Saved entries:
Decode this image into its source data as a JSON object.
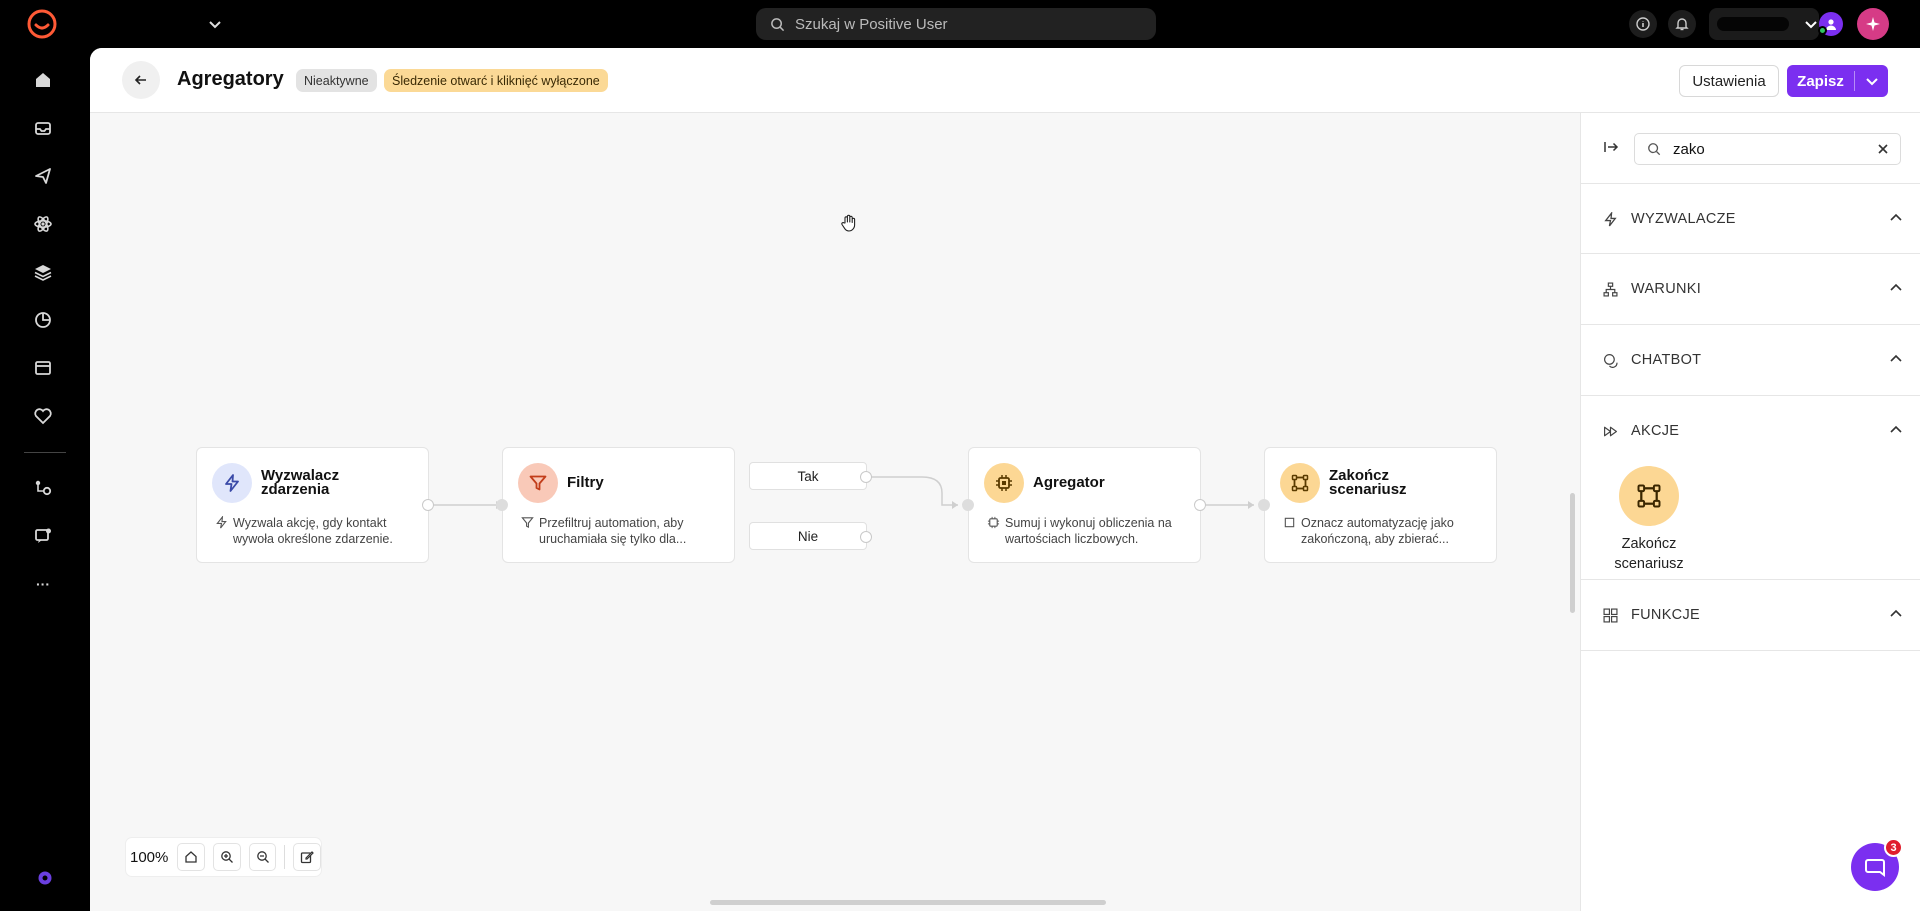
{
  "topbar": {
    "search_placeholder": "Szukaj w Positive User",
    "icons": [
      "logo-icon",
      "chevron-down-icon",
      "search-icon",
      "info-icon",
      "bell-icon",
      "avatar",
      "sparkle-icon"
    ]
  },
  "sidebar": {
    "items": [
      "home-icon",
      "inbox-icon",
      "send-icon",
      "atom-icon",
      "layers-icon",
      "pie-chart-icon",
      "window-icon",
      "heart-tag-icon",
      "flow-icon",
      "message-settings-icon",
      "more-icon"
    ],
    "more_label": "···"
  },
  "header": {
    "title": "Agregatory",
    "status_badge": "Nieaktywne",
    "tracking_badge": "Śledzenie otwarć i kliknięć wyłączone",
    "settings_label": "Ustawienia",
    "save_label": "Zapisz"
  },
  "nodes": [
    {
      "title_line1": "Wyzwalacz",
      "title_line2": "zdarzenia",
      "description": "Wyzwala akcję, gdy kontakt wywoła określone zdarzenie.",
      "icon": "bolt-icon",
      "icon_bg": "#e0e6fb",
      "icon_color": "#3a4aa8"
    },
    {
      "title_line1": "Filtry",
      "title_line2": "",
      "description": "Przefiltruj automation, aby uruchamiała się tylko dla...",
      "icon": "funnel-icon",
      "icon_bg": "#f9c9b8",
      "icon_color": "#c23d1a"
    },
    {
      "title_line1": "Agregator",
      "title_line2": "",
      "description": "Sumuj i wykonuj obliczenia na wartościach liczbowych.",
      "icon": "cpu-icon",
      "icon_bg": "#fcd794",
      "icon_color": "#5a3b00"
    },
    {
      "title_line1": "Zakończ",
      "title_line2": "scenariusz",
      "description": "Oznacz automatyzację jako zakończoną, aby zbierać...",
      "icon": "frame-icon",
      "icon_bg": "#fcd794",
      "icon_color": "#5a3b00"
    }
  ],
  "branches": {
    "yes": "Tak",
    "no": "Nie"
  },
  "zoom": {
    "value": "100%"
  },
  "panel": {
    "search_value": "zako",
    "sections": {
      "triggers": "WYZWALACZE",
      "conditions": "WARUNKI",
      "chatbot": "CHATBOT",
      "actions": "AKCJE",
      "functions": "FUNKCJE"
    },
    "action_item": {
      "line1": "Zakończ",
      "line2": "scenariusz"
    }
  },
  "chat": {
    "badge_count": "3"
  },
  "colors": {
    "accent": "#7b2ff0",
    "warning_badge": "#fbd996",
    "node_amber": "#fcd794"
  }
}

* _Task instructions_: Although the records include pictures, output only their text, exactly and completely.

* _Result of this exercise_:
Decode this image into its source data as a JSON object.
{
  "topbar": {
    "search_placeholder": "Szukaj w Positive User",
    "icons": [
      "logo-icon",
      "chevron-down-icon",
      "search-icon",
      "info-icon",
      "bell-icon",
      "avatar",
      "sparkle-icon"
    ]
  },
  "sidebar": {
    "items": [
      "home-icon",
      "inbox-icon",
      "send-icon",
      "atom-icon",
      "layers-icon",
      "pie-chart-icon",
      "window-icon",
      "heart-tag-icon",
      "flow-icon",
      "message-settings-icon",
      "more-icon"
    ],
    "more_label": "···"
  },
  "header": {
    "title": "Agregatory",
    "status_badge": "Nieaktywne",
    "tracking_badge": "Śledzenie otwarć i kliknięć wyłączone",
    "settings_label": "Ustawienia",
    "save_label": "Zapisz"
  },
  "nodes": [
    {
      "title_line1": "Wyzwalacz",
      "title_line2": "zdarzenia",
      "description": "Wyzwala akcję, gdy kontakt wywoła określone zdarzenie.",
      "icon": "bolt-icon",
      "icon_bg": "#e0e6fb",
      "icon_color": "#3a4aa8"
    },
    {
      "title_line1": "Filtry",
      "title_line2": "",
      "description": "Przefiltruj automation, aby uruchamiała się tylko dla...",
      "icon": "funnel-icon",
      "icon_bg": "#f9c9b8",
      "icon_color": "#c23d1a"
    },
    {
      "title_line1": "Agregator",
      "title_line2": "",
      "description": "Sumuj i wykonuj obliczenia na wartościach liczbowych.",
      "icon": "cpu-icon",
      "icon_bg": "#fcd794",
      "icon_color": "#5a3b00"
    },
    {
      "title_line1": "Zakończ",
      "title_line2": "scenariusz",
      "description": "Oznacz automatyzację jako zakończoną, aby zbierać...",
      "icon": "frame-icon",
      "icon_bg": "#fcd794",
      "icon_color": "#5a3b00"
    }
  ],
  "branches": {
    "yes": "Tak",
    "no": "Nie"
  },
  "zoom": {
    "value": "100%"
  },
  "panel": {
    "search_value": "zako",
    "sections": {
      "triggers": "WYZWALACZE",
      "conditions": "WARUNKI",
      "chatbot": "CHATBOT",
      "actions": "AKCJE",
      "functions": "FUNKCJE"
    },
    "action_item": {
      "line1": "Zakończ",
      "line2": "scenariusz"
    }
  },
  "chat": {
    "badge_count": "3"
  },
  "colors": {
    "accent": "#7b2ff0",
    "warning_badge": "#fbd996",
    "node_amber": "#fcd794"
  }
}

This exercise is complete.